## What is being asked
Exact copies of all the records below should be returned.
Top of Provided entries
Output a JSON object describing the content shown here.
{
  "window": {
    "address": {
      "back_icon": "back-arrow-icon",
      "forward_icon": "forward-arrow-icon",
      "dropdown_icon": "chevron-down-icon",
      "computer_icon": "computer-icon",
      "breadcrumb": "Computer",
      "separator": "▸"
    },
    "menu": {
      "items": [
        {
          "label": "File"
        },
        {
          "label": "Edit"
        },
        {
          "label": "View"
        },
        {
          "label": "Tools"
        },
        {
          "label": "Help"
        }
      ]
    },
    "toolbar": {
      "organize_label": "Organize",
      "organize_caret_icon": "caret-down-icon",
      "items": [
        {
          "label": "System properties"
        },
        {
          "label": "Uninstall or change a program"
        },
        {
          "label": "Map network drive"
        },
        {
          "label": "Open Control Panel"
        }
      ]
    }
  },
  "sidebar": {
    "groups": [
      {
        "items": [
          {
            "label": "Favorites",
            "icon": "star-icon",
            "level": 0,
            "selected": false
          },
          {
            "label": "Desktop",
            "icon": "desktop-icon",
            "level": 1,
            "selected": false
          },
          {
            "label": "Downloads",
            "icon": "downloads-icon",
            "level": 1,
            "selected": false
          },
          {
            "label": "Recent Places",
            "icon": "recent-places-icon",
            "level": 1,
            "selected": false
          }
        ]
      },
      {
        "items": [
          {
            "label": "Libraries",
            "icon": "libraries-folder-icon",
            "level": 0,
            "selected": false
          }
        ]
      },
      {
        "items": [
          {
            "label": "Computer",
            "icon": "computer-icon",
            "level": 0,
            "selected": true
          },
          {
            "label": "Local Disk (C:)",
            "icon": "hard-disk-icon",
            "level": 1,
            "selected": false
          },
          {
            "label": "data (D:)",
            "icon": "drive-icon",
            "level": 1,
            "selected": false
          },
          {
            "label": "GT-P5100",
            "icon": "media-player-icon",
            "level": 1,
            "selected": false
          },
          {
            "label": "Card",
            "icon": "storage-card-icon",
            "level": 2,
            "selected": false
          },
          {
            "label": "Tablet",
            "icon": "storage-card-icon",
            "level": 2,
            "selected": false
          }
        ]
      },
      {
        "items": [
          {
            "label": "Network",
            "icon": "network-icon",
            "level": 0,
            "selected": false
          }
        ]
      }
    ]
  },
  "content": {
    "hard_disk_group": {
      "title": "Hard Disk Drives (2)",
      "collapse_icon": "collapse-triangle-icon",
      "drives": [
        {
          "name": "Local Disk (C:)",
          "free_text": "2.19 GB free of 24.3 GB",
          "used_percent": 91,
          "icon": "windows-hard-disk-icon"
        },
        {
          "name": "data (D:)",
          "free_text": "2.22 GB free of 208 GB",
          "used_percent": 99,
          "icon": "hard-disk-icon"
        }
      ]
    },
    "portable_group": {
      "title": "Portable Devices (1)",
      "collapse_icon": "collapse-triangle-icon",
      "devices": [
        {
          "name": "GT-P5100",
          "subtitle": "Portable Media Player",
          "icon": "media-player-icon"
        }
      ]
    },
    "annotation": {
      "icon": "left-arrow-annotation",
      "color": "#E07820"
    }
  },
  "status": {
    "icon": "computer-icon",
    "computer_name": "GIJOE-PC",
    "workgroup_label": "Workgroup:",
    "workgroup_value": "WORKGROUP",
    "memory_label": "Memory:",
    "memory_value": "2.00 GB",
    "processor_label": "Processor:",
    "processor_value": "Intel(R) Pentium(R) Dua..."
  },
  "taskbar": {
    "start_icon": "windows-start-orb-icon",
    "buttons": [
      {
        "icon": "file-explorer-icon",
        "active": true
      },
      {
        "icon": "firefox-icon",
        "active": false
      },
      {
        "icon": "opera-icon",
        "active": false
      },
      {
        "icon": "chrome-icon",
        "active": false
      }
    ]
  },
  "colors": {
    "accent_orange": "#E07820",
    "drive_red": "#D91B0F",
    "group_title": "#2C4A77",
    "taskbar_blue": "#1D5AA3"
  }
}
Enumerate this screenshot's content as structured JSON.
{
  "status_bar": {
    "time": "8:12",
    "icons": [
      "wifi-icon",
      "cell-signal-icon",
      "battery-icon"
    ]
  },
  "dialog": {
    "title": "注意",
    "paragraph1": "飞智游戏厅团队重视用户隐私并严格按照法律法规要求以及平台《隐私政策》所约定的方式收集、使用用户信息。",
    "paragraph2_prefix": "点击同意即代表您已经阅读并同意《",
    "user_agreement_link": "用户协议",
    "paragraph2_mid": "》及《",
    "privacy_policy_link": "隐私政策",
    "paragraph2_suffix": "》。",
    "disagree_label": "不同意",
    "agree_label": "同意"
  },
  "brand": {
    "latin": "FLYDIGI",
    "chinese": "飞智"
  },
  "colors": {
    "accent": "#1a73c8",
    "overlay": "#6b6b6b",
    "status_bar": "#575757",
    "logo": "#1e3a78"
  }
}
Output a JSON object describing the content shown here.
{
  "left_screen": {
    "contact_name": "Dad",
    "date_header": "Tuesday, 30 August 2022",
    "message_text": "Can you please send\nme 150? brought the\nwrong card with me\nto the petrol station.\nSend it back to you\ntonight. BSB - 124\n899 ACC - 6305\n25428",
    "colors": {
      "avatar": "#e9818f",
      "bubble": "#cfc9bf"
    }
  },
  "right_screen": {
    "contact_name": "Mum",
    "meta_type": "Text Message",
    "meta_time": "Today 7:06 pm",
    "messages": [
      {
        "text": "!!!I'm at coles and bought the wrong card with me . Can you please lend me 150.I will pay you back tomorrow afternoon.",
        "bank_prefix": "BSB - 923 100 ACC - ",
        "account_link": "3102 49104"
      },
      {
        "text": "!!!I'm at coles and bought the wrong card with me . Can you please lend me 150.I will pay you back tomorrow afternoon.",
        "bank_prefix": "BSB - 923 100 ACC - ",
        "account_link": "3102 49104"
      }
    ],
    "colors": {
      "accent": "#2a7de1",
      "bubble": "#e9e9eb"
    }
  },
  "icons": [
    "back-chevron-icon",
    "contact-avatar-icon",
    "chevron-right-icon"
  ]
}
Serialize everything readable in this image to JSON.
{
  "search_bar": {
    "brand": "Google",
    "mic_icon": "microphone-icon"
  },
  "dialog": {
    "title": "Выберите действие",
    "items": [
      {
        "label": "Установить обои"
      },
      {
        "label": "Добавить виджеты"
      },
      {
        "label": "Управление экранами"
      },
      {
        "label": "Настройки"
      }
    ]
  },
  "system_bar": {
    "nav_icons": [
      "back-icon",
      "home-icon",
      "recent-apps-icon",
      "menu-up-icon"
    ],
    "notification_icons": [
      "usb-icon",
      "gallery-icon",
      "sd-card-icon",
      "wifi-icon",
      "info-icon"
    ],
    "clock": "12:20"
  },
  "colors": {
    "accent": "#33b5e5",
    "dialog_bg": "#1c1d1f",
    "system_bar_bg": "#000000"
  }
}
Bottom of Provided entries
## Result
Output a JSON object describing the content shown here.
{
  "window": {
    "address": {
      "back_icon": "back-arrow-icon",
      "forward_icon": "forward-arrow-icon",
      "dropdown_icon": "chevron-down-icon",
      "computer_icon": "computer-icon",
      "breadcrumb": "Computer",
      "separator": "▸"
    },
    "menu": {
      "items": [
        {
          "label": "File"
        },
        {
          "label": "Edit"
        },
        {
          "label": "View"
        },
        {
          "label": "Tools"
        },
        {
          "label": "Help"
        }
      ]
    },
    "toolbar": {
      "organize_label": "Organize",
      "organize_caret_icon": "caret-down-icon",
      "items": [
        {
          "label": "System properties"
        },
        {
          "label": "Uninstall or change a program"
        },
        {
          "label": "Map network drive"
        },
        {
          "label": "Open Control Panel"
        }
      ]
    }
  },
  "sidebar": {
    "groups": [
      {
        "items": [
          {
            "label": "Favorites",
            "icon": "star-icon",
            "level": 0,
            "selected": false
          },
          {
            "label": "Desktop",
            "icon": "desktop-icon",
            "level": 1,
            "selected": false
          },
          {
            "label": "Downloads",
            "icon": "downloads-icon",
            "level": 1,
            "selected": false
          },
          {
            "label": "Recent Places",
            "icon": "recent-places-icon",
            "level": 1,
            "selected": false
          }
        ]
      },
      {
        "items": [
          {
            "label": "Libraries",
            "icon": "libraries-folder-icon",
            "level": 0,
            "selected": false
          }
        ]
      },
      {
        "items": [
          {
            "label": "Computer",
            "icon": "computer-icon",
            "level": 0,
            "selected": true
          },
          {
            "label": "Local Disk (C:)",
            "icon": "hard-disk-icon",
            "level": 1,
            "selected": false
          },
          {
            "label": "data (D:)",
            "icon": "drive-icon",
            "level": 1,
            "selected": false
          },
          {
            "label": "GT-P5100",
            "icon": "media-player-icon",
            "level": 1,
            "selected": false
          },
          {
            "label": "Card",
            "icon": "storage-card-icon",
            "level": 2,
            "selected": false
          },
          {
            "label": "Tablet",
            "icon": "storage-card-icon",
            "level": 2,
            "selected": false
          }
        ]
      },
      {
        "items": [
          {
            "label": "Network",
            "icon": "network-icon",
            "level": 0,
            "selected": false
          }
        ]
      }
    ]
  },
  "content": {
    "hard_disk_group": {
      "title": "Hard Disk Drives (2)",
      "collapse_icon": "collapse-triangle-icon",
      "drives": [
        {
          "name": "Local Disk (C:)",
          "free_text": "2.19 GB free of 24.3 GB",
          "used_percent": 91,
          "icon": "windows-hard-disk-icon"
        },
        {
          "name": "data (D:)",
          "free_text": "2.22 GB free of 208 GB",
          "used_percent": 99,
          "icon": "hard-disk-icon"
        }
      ]
    },
    "portable_group": {
      "title": "Portable Devices (1)",
      "collapse_icon": "collapse-triangle-icon",
      "devices": [
        {
          "name": "GT-P5100",
          "subtitle": "Portable Media Player",
          "icon": "media-player-icon"
        }
      ]
    },
    "annotation": {
      "icon": "left-arrow-annotation",
      "color": "#E07820"
    }
  },
  "status": {
    "icon": "computer-icon",
    "computer_name": "GIJOE-PC",
    "workgroup_label": "Workgroup:",
    "workgroup_value": "WORKGROUP",
    "memory_label": "Memory:",
    "memory_value": "2.00 GB",
    "processor_label": "Processor:",
    "processor_value": "Intel(R) Pentium(R) Dua..."
  },
  "taskbar": {
    "start_icon": "windows-start-orb-icon",
    "buttons": [
      {
        "icon": "file-explorer-icon",
        "active": true
      },
      {
        "icon": "firefox-icon",
        "active": false
      },
      {
        "icon": "opera-icon",
        "active": false
      },
      {
        "icon": "chrome-icon",
        "active": false
      }
    ]
  },
  "colors": {
    "accent_orange": "#E07820",
    "drive_red": "#D91B0F",
    "group_title": "#2C4A77",
    "taskbar_blue": "#1D5AA3"
  }
}
Enumerate this screenshot's content as structured JSON.
{
  "status_bar": {
    "time": "8:12",
    "icons": [
      "wifi-icon",
      "cell-signal-icon",
      "battery-icon"
    ]
  },
  "dialog": {
    "title": "注意",
    "paragraph1": "飞智游戏厅团队重视用户隐私并严格按照法律法规要求以及平台《隐私政策》所约定的方式收集、使用用户信息。",
    "paragraph2_prefix": "点击同意即代表您已经阅读并同意《",
    "user_agreement_link": "用户协议",
    "paragraph2_mid": "》及《",
    "privacy_policy_link": "隐私政策",
    "paragraph2_suffix": "》。",
    "disagree_label": "不同意",
    "agree_label": "同意"
  },
  "brand": {
    "latin": "FLYDIGI",
    "chinese": "飞智"
  },
  "colors": {
    "accent": "#1a73c8",
    "overlay": "#6b6b6b",
    "status_bar": "#575757",
    "logo": "#1e3a78"
  }
}
Output a JSON object describing the content shown here.
{
  "left_screen": {
    "contact_name": "Dad",
    "date_header": "Tuesday, 30 August 2022",
    "message_text": "Can you please send\nme 150? brought the\nwrong card with me\nto the petrol station.\nSend it back to you\ntonight. BSB - 124\n899 ACC - 6305\n25428",
    "colors": {
      "avatar": "#e9818f",
      "bubble": "#cfc9bf"
    }
  },
  "right_screen": {
    "contact_name": "Mum",
    "meta_type": "Text Message",
    "meta_time": "Today 7:06 pm",
    "messages": [
      {
        "text": "!!!I'm at coles and bought the wrong card with me . Can you please lend me 150.I will pay you back tomorrow afternoon.",
        "bank_prefix": "BSB - 923 100 ACC - ",
        "account_link": "3102 49104"
      },
      {
        "text": "!!!I'm at coles and bought the wrong card with me . Can you please lend me 150.I will pay you back tomorrow afternoon.",
        "bank_prefix": "BSB - 923 100 ACC - ",
        "account_link": "3102 49104"
      }
    ],
    "colors": {
      "accent": "#2a7de1",
      "bubble": "#e9e9eb"
    }
  },
  "icons": [
    "back-chevron-icon",
    "contact-avatar-icon",
    "chevron-right-icon"
  ]
}
Serialize everything readable in this image to JSON.
{
  "search_bar": {
    "brand": "Google",
    "mic_icon": "microphone-icon"
  },
  "dialog": {
    "title": "Выберите действие",
    "items": [
      {
        "label": "Установить обои"
      },
      {
        "label": "Добавить виджеты"
      },
      {
        "label": "Управление экранами"
      },
      {
        "label": "Настройки"
      }
    ]
  },
  "system_bar": {
    "nav_icons": [
      "back-icon",
      "home-icon",
      "recent-apps-icon",
      "menu-up-icon"
    ],
    "notification_icons": [
      "usb-icon",
      "gallery-icon",
      "sd-card-icon",
      "wifi-icon",
      "info-icon"
    ],
    "clock": "12:20"
  },
  "colors": {
    "accent": "#33b5e5",
    "dialog_bg": "#1c1d1f",
    "system_bar_bg": "#000000"
  }
}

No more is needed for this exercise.